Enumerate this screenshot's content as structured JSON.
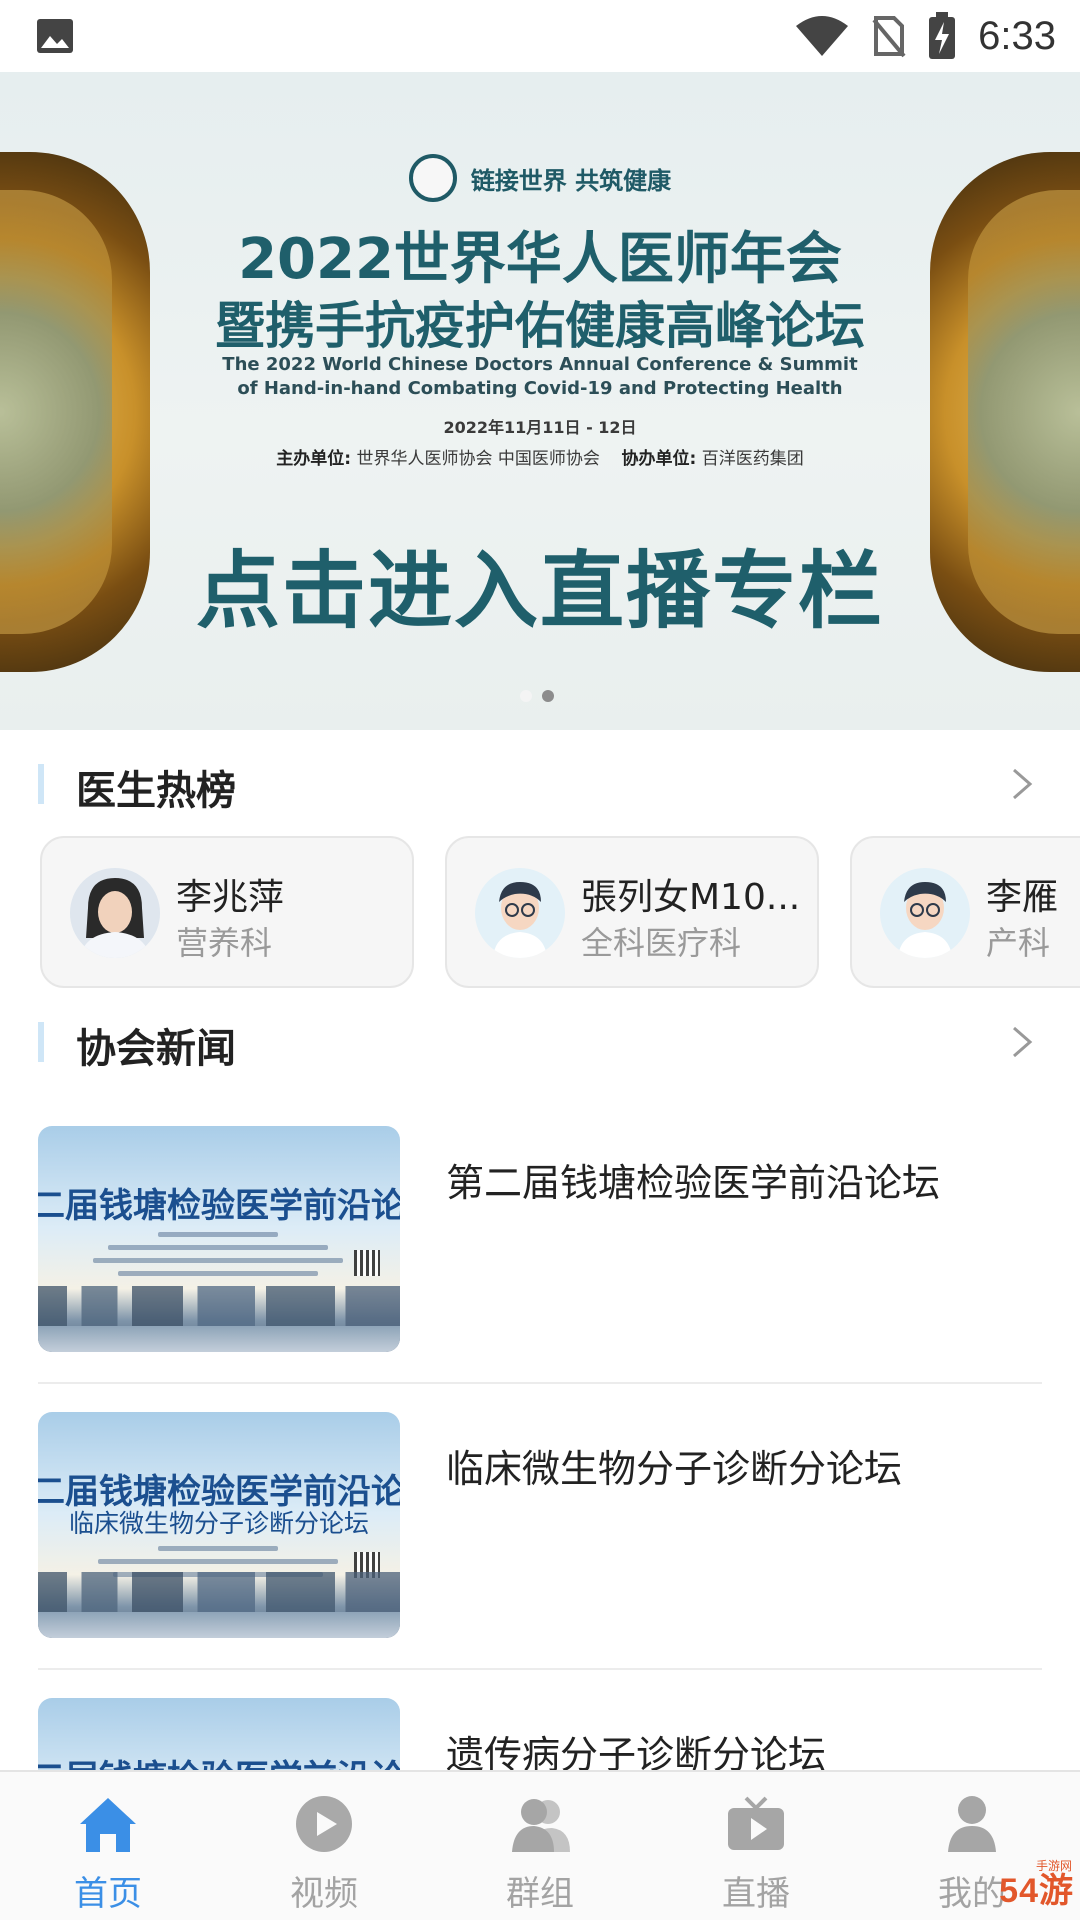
{
  "status_bar": {
    "time": "6:33",
    "icons": [
      "image-icon",
      "wifi-icon",
      "no-sim-icon",
      "battery-charging-icon"
    ]
  },
  "banner": {
    "tagline": "链接世界 共筑健康",
    "title_line1": "2022世界华人医师年会",
    "title_line2": "暨携手抗疫护佑健康高峰论坛",
    "english_line1": "The 2022 World Chinese Doctors Annual Conference & Summit",
    "english_line2": "of Hand-in-hand Combating Covid-19 and Protecting Health",
    "date": "2022年11月11日 - 12日",
    "host_label": "主办单位:",
    "host_value": "世界华人医师协会   中国医师协会",
    "co_label": "协办单位:",
    "co_value": "百洋医药集团",
    "cta": "点击进入直播专栏",
    "slide_count": 2,
    "active_slide": 2
  },
  "doctors_section": {
    "title": "医生热榜",
    "doctors": [
      {
        "name": "李兆萍",
        "department": "营养科",
        "avatar": "photo"
      },
      {
        "name": "張列女M10...",
        "department": "全科医疗科",
        "avatar": "cartoon-doctor"
      },
      {
        "name": "李雁",
        "department": "产科",
        "avatar": "cartoon-doctor"
      }
    ]
  },
  "news_section": {
    "title": "协会新闻",
    "items": [
      {
        "title": "第二届钱塘检验医学前沿论坛",
        "thumb_title": "二届钱塘检验医学前沿论",
        "thumb_sub": ""
      },
      {
        "title": "临床微生物分子诊断分论坛",
        "thumb_title": "二届钱塘检验医学前沿论",
        "thumb_sub": "临床微生物分子诊断分论坛"
      },
      {
        "title": "遗传病分子诊断分论坛",
        "thumb_title": "二届钱塘检验医学前沿论",
        "thumb_sub": ""
      }
    ]
  },
  "bottom_nav": {
    "items": [
      {
        "label": "首页",
        "icon": "home-icon",
        "active": true
      },
      {
        "label": "视频",
        "icon": "video-play-icon",
        "active": false
      },
      {
        "label": "群组",
        "icon": "group-icon",
        "active": false
      },
      {
        "label": "直播",
        "icon": "live-tv-icon",
        "active": false
      },
      {
        "label": "我的",
        "icon": "profile-icon",
        "active": false
      }
    ]
  },
  "watermark": {
    "text": "54游",
    "url": "手游网"
  },
  "colors": {
    "accent": "#3b8fe6",
    "banner_text": "#1f5f6b",
    "section_bar": "#cfe6f7"
  }
}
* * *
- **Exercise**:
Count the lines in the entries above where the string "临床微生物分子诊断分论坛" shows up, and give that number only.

- **Solution to this exercise**:
2